Maori Industry and Training Summit
Maori Industry and Training Summit sets ambitious targets for workforce development
More than 160 representatives from Industry, Maoridom and Education met in Mangere last week to address the most significant challenge to New Zealand’s economic prosperity. The Maori, Industry and Training Summit debated a Maori workforce scorecard that set key objectives for 2007 and 2010. The summit achieved a commitment from industry, education providers and Maoridom to work together to address Maori under-participation in employment and key areas of training.
The government has made significant progress in addressing workplace-training needs, particularly in Industry Training and the Modern Apprenticeships program. The school experience and transition from school to employment and further training, literacy and numeracy and under-representation in decision-making are crucial areas identified at the summit. Our challenge is to ensure all New Zealanders including Maori have the opportunity to contribute by engaging in lifelong learning and developing the skills and innovation necessary for the workplace of the future.
The Summit highlighted the following as key issues needing urgent attention:
More than a third of Maori school leavers in 2002 left school with no qualification More than 123,000 Maori in the workforce today have no recognised qualification More than 60% of Maori in employment do not meet the minimum world literacy standard Maori are under-represented in key industry area’s Less than 2% of the nations senior managers are Maori
Many of us understand that Maori currently make up 15% of New Zealand population. Fewer people understand that 25% of New Zealanders under 14 years of age are Maori, and that almost a quarter of the work age population of New Zealand in 2021 will be Maori. If we maintained the same levels of Maori workforce skill and qualification for the next 20 years, the impact on New Zealand’s prosperity will be significant
The Mangere campus of Te Wananga o Aotearoa hosted the Summit. Chief Executive Officer Dr Rongo Wetere said that a huge effort is required to turn the negative statistics around and that he was pleased Summit participants were committed to make that happen. Keynote presenters included Shane Jones, Chairperson of Te Ohu Kaimoana, Dr James Buwalda from the Department of Labour, Jeremy Baker from Business New Zealand and Paul Trass from Carter Holt Harvey.
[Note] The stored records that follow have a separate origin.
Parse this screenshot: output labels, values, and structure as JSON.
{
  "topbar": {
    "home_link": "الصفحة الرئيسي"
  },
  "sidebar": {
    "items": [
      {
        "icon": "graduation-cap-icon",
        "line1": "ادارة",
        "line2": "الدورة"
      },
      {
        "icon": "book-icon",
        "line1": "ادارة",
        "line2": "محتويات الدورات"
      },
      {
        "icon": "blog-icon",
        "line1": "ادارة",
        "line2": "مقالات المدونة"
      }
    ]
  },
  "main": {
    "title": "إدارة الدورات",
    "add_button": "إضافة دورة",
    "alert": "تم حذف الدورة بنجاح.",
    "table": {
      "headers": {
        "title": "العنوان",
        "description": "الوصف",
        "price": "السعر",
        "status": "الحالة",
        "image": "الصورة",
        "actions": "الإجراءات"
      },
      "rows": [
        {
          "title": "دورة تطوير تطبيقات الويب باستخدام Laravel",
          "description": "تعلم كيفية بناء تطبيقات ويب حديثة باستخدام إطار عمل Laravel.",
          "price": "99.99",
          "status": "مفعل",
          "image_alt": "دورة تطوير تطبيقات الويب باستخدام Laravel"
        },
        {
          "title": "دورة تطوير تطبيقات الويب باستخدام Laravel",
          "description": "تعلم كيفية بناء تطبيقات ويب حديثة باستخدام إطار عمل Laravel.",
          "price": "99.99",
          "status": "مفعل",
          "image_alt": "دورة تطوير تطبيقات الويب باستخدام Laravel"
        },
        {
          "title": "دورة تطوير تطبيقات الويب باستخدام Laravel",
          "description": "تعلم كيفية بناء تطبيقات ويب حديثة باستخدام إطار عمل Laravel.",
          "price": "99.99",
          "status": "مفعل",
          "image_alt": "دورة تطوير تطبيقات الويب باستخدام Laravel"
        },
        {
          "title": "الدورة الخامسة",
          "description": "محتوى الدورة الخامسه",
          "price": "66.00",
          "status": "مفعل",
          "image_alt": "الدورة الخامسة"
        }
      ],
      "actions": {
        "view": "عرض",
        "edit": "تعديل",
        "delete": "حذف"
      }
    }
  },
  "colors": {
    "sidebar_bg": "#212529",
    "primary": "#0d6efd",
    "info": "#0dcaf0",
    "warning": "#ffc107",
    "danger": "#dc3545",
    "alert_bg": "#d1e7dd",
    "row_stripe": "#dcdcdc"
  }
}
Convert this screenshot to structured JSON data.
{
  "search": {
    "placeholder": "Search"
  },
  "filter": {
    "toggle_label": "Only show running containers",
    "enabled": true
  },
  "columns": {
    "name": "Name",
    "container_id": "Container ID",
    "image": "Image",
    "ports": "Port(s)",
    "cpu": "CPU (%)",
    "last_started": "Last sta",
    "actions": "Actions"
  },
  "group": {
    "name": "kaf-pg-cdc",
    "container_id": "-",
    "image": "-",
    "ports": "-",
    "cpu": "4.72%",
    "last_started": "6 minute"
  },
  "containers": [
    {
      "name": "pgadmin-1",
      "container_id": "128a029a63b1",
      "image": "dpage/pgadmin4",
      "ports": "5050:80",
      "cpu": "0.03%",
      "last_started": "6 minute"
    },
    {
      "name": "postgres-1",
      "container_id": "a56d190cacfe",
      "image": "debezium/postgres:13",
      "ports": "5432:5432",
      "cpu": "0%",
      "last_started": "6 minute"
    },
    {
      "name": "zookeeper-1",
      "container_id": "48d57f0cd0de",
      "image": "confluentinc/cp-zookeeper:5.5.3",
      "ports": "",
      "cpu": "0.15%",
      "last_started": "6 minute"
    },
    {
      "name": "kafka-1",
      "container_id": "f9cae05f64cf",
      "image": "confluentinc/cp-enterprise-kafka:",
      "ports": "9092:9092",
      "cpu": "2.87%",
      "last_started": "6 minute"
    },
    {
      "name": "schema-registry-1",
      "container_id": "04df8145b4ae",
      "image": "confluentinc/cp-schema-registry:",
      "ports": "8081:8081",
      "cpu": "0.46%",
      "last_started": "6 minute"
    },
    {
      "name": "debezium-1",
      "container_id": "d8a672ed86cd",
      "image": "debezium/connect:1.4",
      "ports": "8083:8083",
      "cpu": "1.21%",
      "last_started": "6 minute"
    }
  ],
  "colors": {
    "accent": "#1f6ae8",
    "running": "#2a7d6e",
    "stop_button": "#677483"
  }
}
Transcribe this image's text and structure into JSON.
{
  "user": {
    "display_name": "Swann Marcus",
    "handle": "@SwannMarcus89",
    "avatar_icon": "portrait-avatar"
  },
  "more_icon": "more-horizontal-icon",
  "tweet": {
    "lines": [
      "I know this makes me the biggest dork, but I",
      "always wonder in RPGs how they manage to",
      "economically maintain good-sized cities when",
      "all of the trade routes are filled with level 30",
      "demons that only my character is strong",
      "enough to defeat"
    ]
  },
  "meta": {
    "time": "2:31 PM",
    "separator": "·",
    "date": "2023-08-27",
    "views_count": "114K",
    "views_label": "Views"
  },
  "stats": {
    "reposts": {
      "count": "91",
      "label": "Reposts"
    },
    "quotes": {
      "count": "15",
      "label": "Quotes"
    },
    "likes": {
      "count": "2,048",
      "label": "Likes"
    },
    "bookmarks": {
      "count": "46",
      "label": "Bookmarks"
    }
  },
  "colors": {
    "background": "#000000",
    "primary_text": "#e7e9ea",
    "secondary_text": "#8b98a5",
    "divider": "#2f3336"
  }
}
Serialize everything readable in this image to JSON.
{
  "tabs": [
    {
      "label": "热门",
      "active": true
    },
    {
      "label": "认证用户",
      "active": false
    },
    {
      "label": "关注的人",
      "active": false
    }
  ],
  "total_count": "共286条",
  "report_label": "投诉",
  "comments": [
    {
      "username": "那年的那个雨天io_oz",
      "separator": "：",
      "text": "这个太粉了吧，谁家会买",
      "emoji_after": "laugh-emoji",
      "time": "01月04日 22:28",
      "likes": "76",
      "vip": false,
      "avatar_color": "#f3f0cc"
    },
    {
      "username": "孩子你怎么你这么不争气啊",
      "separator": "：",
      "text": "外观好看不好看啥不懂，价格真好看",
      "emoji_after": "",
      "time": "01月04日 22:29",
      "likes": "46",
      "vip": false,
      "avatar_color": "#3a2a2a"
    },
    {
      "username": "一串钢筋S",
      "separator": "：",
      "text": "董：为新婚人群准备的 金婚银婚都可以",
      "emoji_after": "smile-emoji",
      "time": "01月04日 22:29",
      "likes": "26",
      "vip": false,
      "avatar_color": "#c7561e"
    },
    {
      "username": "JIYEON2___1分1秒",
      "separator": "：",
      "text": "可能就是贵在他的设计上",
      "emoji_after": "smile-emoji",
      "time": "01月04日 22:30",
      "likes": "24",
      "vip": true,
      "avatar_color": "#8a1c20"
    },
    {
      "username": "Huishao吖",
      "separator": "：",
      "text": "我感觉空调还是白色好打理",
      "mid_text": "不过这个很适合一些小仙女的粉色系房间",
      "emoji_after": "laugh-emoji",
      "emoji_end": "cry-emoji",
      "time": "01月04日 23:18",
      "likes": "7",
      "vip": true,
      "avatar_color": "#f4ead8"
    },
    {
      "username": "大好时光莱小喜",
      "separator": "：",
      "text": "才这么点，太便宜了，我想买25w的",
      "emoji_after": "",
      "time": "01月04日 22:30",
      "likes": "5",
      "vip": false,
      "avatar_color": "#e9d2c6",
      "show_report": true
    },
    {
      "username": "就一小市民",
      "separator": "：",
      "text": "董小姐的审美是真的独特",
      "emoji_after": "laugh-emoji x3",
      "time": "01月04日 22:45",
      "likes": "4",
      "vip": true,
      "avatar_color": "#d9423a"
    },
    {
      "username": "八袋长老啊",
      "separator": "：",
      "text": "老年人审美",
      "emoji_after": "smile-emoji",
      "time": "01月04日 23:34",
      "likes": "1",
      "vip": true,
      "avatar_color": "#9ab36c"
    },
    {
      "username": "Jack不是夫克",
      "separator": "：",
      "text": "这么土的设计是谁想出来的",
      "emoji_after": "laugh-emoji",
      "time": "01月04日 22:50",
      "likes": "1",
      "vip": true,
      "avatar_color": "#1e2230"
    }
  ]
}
A copy of the summit scorecard is being circulated to the wider New Zealand business and education community and can be viewed at www.twoa.ac.nz or www.kawaultd.com.